Almost everyone has had an embarrassing moment and felt a blush appear on his or her face.
With Valentine's Day in mind, we're discussing that familiar feeling of turning red and learning about it from a medical perspective.
CE: What makes us blush?
AA: If you become embarrassed, your body may trigger a fight-or-flight response by releasing epinephrine (also known as adrenaline) into your blood stream. Adrenaline causes your blood vessels to enlarge or dilate to improve blood flow, and this can result in blushing.
CE: Can medications or medical conditions cause a similar reaction?
AA: Some medications like niacin, which is used to treat high cholesterol, as well as certain medications used to treat attention deficit hyperactivity disorder, can have a side effect of flushing. Medical conditions such as hyperthyroidism and carcinoid syndrome can also cause symptoms of flushing.
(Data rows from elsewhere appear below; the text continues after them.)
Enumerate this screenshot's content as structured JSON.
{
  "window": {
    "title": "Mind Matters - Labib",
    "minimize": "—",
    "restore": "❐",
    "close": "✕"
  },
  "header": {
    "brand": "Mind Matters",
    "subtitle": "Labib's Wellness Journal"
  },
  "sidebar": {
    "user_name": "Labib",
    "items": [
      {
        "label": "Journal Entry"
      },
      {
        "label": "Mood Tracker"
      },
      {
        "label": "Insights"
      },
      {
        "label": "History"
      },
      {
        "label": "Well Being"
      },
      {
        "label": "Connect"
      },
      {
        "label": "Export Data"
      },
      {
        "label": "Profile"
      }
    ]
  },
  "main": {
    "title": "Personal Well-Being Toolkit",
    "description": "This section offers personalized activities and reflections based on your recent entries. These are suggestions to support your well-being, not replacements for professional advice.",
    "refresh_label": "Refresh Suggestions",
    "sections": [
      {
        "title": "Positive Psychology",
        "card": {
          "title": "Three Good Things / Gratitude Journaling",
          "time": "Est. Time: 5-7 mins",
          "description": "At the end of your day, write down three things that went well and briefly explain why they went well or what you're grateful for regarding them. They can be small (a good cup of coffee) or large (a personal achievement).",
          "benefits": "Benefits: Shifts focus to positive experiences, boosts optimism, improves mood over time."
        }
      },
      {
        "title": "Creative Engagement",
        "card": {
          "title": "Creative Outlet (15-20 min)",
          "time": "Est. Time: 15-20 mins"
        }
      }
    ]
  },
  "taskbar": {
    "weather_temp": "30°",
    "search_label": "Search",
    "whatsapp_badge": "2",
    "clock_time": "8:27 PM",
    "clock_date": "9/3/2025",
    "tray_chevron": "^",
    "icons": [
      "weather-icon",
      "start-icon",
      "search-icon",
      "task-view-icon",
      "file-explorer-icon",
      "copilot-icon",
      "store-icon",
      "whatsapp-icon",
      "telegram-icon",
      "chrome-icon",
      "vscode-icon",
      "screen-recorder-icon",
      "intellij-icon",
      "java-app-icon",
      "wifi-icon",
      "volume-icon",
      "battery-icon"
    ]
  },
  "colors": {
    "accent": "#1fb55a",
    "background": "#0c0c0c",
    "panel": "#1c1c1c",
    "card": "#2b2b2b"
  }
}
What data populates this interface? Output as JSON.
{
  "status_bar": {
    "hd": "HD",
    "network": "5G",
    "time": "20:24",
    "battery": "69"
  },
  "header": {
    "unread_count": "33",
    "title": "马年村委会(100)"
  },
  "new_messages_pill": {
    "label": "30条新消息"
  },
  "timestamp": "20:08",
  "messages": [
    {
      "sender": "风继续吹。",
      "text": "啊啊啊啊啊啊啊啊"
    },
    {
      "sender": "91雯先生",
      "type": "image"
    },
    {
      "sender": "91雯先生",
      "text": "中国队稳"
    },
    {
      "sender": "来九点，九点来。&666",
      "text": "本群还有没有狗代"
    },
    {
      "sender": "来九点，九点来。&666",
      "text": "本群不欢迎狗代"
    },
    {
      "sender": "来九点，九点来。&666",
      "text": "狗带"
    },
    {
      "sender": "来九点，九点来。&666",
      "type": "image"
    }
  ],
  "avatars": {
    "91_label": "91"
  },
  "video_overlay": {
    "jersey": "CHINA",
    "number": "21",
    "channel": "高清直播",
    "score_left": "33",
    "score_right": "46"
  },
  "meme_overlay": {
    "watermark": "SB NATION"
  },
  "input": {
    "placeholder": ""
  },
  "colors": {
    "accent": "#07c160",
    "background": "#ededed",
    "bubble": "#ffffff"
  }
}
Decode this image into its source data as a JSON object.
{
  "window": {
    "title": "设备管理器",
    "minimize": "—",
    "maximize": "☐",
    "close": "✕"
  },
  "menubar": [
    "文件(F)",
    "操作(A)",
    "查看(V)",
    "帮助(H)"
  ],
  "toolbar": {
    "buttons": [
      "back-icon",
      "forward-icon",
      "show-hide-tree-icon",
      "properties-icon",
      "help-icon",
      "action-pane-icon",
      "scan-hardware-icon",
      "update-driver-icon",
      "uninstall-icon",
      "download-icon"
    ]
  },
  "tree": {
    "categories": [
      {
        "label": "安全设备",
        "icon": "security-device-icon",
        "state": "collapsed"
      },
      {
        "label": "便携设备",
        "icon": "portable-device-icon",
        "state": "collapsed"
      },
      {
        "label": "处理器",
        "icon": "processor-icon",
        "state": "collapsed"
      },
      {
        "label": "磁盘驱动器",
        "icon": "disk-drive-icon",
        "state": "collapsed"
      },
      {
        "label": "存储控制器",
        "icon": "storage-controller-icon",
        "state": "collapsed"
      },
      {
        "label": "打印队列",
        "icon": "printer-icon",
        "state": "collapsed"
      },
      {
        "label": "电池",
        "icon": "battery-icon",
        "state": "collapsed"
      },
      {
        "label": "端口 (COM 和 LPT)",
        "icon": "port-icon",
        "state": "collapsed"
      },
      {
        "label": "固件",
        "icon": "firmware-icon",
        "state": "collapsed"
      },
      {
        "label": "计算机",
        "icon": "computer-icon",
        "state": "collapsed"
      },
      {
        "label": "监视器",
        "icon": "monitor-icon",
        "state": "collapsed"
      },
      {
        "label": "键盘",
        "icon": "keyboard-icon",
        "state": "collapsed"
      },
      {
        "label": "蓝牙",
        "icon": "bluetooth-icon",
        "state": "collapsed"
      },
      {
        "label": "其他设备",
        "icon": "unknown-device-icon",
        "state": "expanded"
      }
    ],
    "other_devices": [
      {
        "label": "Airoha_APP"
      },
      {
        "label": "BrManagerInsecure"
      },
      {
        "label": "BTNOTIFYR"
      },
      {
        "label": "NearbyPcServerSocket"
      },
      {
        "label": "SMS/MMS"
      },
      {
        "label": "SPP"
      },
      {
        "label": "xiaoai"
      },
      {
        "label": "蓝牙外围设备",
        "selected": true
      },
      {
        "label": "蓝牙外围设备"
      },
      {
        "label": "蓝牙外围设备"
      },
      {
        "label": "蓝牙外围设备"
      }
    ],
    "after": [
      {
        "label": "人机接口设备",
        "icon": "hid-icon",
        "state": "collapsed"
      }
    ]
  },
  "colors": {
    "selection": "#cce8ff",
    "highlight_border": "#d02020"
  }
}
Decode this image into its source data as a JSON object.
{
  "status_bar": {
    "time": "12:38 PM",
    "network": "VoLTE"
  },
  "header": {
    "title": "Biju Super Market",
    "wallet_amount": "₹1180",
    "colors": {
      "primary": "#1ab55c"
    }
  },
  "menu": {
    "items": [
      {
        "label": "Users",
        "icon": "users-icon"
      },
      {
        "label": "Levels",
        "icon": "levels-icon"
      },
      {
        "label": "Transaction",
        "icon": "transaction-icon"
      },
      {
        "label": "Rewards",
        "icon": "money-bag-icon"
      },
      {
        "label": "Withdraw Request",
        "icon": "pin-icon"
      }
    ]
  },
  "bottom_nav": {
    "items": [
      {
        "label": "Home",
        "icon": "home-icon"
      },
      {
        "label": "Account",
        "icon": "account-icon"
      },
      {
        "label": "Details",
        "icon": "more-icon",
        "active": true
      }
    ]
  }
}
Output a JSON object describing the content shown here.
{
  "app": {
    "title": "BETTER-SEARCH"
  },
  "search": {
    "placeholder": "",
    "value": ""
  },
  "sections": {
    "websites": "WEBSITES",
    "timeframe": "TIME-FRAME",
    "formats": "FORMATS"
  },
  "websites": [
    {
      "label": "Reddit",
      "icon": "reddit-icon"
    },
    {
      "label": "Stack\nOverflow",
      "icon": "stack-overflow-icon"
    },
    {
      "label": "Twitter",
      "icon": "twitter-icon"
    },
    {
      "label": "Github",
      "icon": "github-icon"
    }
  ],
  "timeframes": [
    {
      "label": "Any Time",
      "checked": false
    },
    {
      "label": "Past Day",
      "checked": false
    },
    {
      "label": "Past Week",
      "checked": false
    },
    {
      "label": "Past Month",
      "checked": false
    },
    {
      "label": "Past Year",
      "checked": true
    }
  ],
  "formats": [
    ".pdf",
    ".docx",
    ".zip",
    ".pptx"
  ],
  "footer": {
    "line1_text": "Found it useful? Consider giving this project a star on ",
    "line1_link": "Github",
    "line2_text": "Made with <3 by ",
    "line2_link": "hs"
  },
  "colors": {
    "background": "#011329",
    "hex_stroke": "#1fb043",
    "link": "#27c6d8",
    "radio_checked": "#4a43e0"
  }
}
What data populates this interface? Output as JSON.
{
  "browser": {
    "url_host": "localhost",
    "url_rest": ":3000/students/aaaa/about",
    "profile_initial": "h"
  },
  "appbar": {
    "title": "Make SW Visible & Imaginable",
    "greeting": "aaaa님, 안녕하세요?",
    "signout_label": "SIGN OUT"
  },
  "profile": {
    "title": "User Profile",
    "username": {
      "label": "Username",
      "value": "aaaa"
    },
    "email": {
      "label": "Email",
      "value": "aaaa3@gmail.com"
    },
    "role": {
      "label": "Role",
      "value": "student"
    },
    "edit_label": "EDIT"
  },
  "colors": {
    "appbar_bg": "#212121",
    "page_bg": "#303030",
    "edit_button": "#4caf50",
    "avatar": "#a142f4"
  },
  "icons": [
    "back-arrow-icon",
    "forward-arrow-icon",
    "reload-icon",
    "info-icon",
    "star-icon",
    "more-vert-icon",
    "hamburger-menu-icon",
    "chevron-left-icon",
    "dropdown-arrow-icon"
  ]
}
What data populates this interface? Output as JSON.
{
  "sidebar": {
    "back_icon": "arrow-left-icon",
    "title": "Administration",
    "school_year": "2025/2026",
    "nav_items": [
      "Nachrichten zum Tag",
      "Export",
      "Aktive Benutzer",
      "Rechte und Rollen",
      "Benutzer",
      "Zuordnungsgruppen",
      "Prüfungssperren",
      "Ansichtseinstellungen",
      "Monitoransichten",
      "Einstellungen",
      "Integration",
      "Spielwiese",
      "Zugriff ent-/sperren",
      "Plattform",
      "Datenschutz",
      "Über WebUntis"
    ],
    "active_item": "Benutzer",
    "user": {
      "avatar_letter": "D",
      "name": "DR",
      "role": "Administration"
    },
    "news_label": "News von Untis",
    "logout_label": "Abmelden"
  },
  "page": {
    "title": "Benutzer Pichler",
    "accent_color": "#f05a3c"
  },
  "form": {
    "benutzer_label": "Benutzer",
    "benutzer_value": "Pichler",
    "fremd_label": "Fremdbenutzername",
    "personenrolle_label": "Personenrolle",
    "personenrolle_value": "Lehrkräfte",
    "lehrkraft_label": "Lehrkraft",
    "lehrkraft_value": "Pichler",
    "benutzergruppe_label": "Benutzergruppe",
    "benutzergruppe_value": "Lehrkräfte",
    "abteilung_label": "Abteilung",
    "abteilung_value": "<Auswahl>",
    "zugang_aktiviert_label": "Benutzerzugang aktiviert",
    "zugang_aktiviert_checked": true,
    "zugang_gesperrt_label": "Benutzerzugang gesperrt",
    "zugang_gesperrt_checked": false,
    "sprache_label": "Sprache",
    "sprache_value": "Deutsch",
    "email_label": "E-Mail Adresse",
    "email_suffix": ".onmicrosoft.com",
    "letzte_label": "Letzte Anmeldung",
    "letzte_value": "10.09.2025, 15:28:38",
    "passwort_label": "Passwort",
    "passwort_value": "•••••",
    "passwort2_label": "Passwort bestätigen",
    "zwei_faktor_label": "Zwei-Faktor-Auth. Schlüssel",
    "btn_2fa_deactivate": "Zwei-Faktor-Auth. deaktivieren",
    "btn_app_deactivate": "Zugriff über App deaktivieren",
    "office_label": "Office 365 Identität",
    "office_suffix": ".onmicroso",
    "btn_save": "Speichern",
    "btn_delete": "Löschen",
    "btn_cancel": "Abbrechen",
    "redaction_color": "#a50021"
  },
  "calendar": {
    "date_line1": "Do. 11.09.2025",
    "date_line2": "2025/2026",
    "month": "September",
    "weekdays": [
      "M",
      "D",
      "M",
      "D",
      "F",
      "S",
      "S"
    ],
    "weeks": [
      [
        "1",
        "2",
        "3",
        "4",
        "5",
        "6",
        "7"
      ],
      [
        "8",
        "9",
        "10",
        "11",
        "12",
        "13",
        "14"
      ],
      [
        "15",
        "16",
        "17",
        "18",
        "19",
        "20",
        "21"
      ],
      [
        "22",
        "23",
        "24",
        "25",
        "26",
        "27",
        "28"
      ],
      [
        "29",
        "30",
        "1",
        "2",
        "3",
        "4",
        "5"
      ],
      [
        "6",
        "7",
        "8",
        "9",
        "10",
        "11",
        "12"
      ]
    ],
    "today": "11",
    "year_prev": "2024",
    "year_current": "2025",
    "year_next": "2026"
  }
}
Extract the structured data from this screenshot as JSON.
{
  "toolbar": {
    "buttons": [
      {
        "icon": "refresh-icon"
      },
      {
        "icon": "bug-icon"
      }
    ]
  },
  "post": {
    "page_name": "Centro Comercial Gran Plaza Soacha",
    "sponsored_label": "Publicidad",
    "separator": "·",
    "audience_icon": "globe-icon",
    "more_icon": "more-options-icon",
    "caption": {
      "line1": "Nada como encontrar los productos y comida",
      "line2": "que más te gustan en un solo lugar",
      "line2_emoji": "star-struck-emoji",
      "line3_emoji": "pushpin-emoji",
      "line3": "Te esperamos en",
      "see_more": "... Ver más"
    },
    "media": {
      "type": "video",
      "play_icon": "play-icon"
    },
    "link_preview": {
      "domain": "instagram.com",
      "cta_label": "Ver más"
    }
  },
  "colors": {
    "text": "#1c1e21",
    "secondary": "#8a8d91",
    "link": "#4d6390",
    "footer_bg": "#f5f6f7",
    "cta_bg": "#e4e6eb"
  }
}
For some people, alcohol triggers significant flushing.
CE: Why do some people turn red more easily than others?
AA: One theory is that some people may just have more blood vessels in their face than others. For individuals that do blush more easily, however, it can be a self-perpetuating cycle. They feel themselves start to blush and then become embarrassed that they're blushing which then makes the blushing worse. When this is severe enough, it can trigger a medical condition called erythrophobia, which is a fear of blushing.
CE: Is there anything we can do to decrease blushing?
AA: You can try conservative measures like trying to relax and decrease stress as much as possible. Deep breathing techniques can be helpful. Drinking a cold beverage can help cool your body down and reduce redness. Using cold compresses can also help blood vessels to constrict and decrease the redness.
CE: What if these measures aren't enough?
AA: There are medications called beta-blockers that can help some individuals. They slow down your heart rate and help block the adrenaline release that can trigger blushing. There are also lasers that can be used to decrease the number of extra blood vessels in the face.